“But no matter how good and dedicated you are, you will always end up the victim when you are the obstacle to the agenda of corrupt individuals,” says Kegakilwe. “We’re going to be watching these and similar cases very carefully in future.”
The report says Dr Mzukisi Grootboom, chair of the South African Medical Association, has slammed the KwaZulu-Natal Health Department for “turning a blind eye for political expediency”. SAMA was “extremely perturbed” at the treatment meted out to doctors who had dedicated most of their lives to servicing needy communities, especially in a country with a dire shortage of rural doctors and basic healthcare services. SAMA, declares Grootboom, will not rest until doctors Fredlund and Walsh are fully reinstated and proper procedures followed.
KwaZulu-Natal Health Department spokesperson Sam Mkhwanazi is quoted in the report as saying: “There are ongoing disciplinary matters involving a number of officials from Mseleni Hospital.
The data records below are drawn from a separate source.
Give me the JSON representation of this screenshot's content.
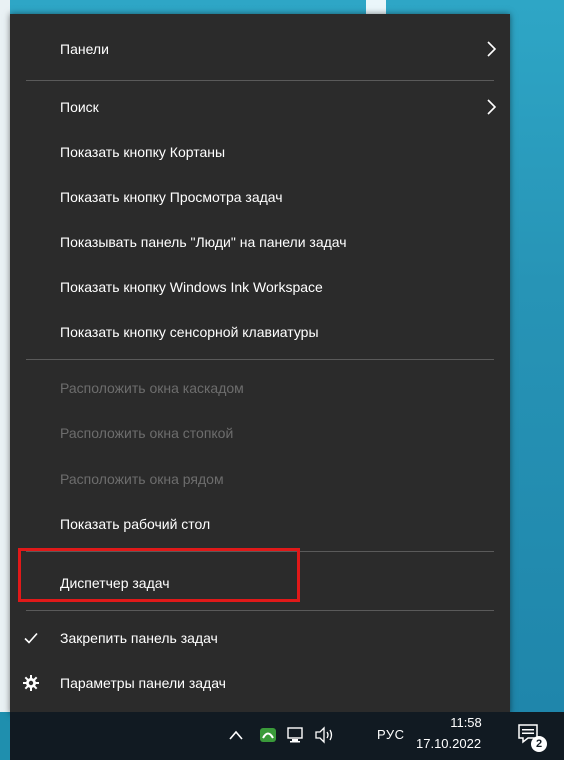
{
  "menu": {
    "toolbars": "Панели",
    "search": "Поиск",
    "show_cortana": "Показать кнопку Кортаны",
    "show_task_view": "Показать кнопку Просмотра задач",
    "show_people": "Показывать панель \"Люди\" на панели задач",
    "show_ink_workspace": "Показать кнопку Windows Ink Workspace",
    "show_touch_keyboard": "Показать кнопку сенсорной клавиатуры",
    "cascade_windows": "Расположить окна каскадом",
    "stack_windows": "Расположить окна стопкой",
    "side_by_side_windows": "Расположить окна рядом",
    "show_desktop": "Показать рабочий стол",
    "task_manager": "Диспетчер задач",
    "lock_taskbar": "Закрепить панель задач",
    "taskbar_settings": "Параметры панели задач"
  },
  "icons": {
    "submenu": "chevron-right-icon",
    "checked": "checkmark-icon",
    "settings": "gear-icon"
  },
  "taskbar": {
    "language": "РУС",
    "time": "11:58",
    "date": "17.10.2022",
    "notification_count": "2"
  },
  "colors": {
    "menu_background": "#2b2b2b",
    "menu_text": "#ffffff",
    "disabled_text": "#6d6d6d",
    "highlight_border": "#e01919",
    "taskbar_background": "#111a22",
    "desktop": "#2794b6"
  }
}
However, it is not the practice of the department to ventilate in the public [sic] internal and confidential matters which are employer/employee related.”
The report says the Eastern Cape Health Department refuses to explain itself, despite repeated email, SMS and voice message requests. Not surprising, considering the extent of skulduggery and political manoeuvring within this excuse for a provincial health authority.
The report says the latest victim of the toxic hellhole is deputy director-general Karen Campbell, Bhisho’s long-serving and highly-regarded human resources head, who became a target after challenging union pressure to forcibly upgrade swathes of healthcare workers, ostensibly to stave off strikes. She’s had to be hospitalised, a nervous wreck.
• As Noseweek went to press, the KZN health authorities launched another attack on Fredlund. This time, charging him with irregularly appointing clinic nurses in 2014. He has been “relieved of his duties” as CEO of Mseleni Hospital and the CEO of neighbouring Bethesda Hospitalis now overseeing both facilities. Fredland continues working at the hospital as mere medical officer while he awaits his next hearing on 17 January.
• The Port Elizabeth Labour Court is currently hearing a dispute involving a R2m Vodacom tender, for which the funds were allegedly misused by Bhisho to boost the salaries of senior admin staff and Nehawu members. This is in addition to the R40m of budget meant to be used to recruit vitally needed healthcare professionals that was allegedly also misappropriated to promote admin staff.Noseweek report